The term "brand community" was first presented by Albert Muniz Jr. and Thomas C. O'Guinn in a 1995 paper for the Association for Consumer Research Annual Conference in Minneapolis, Minnesota. In a 2001 article titled "Brand community", published in the Journal of Consumer Research (SSCI), they defined the concept as "a specialized, non-geographically bound community, based on a structured set of social relations among admirers of a brand". This 2001 paper has been acknowledged by Thomson Scientific & Healthcare to be one of the most cited papers in the field of economics and business.
In the advertising and marketing world, "brand community" has become a term used to encompass a brand's customers, fans and advocates. Having a strong and loyal brand community can turn a small brand into a success if it is nurtured and appreciated properly. Ad agency, Blade Creative Branding writes, "The people out in the marketplace who embrace the values of the brand, as customers and/or purchase influencers, are the brand's true "owners"." This philosophy has become especially popular with marketers creating and working on social media campaigns with easier interaction and more opportunities to tap into the brand community to leverage the brand.
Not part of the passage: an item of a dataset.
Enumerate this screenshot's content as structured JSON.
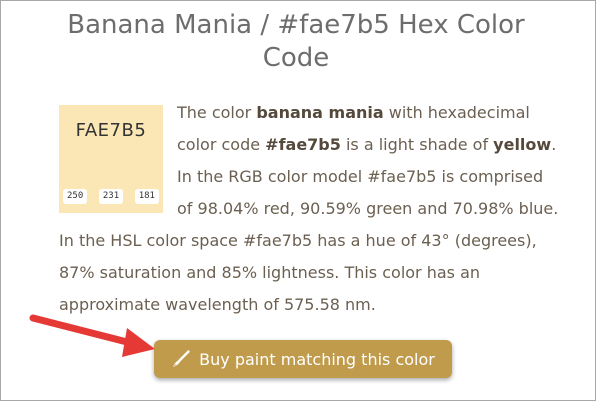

In contrast to the notion that brand communities are a relatively new phenomenon that can only be enjoyed by major brands, some practitioners maintain that community is a fundamental aspect of any brand, large or small. This line of thinking is articulated in a video entitled "Faith", in which Blade Creative Branding principal and Chief Creative Officer Wayne S. Roberts says, "Brands have always been about the same thing... communities of like-minded people who share at least some of the same values, values that define the brand and enlist, and bind, the members of that community. Whether you're talking about politics, dog food, min-vans, or religion, the same perspective is relevant."
Many brands provide examples of brand communities. In computers and electronics: Apple Inc. (Mac, iPod, iPhone, iPad), Holga and LOMO cameras, and Palm and Pocket PC Ultra-Mobile PCs. In vehicles: Ford Bronco, Jeep, Miata, Mini Cooper, Saab, Saturn and Subaru automobiles, and Royal Enfield and Harley-Davidson motorcycles. In toys: Barbie and Lego.
Among critical perspectives to the notion of brand community, the contemporary discussion among marketing researchers concern the issue of how community not only can emerge among consumers in regards to one brand but several in combination. One example of how the brand community concept has become developed in line with this critique is the notion of community of style. In communities of style, brands are assembled and combined into different brand combinations that together support communal social action among community members.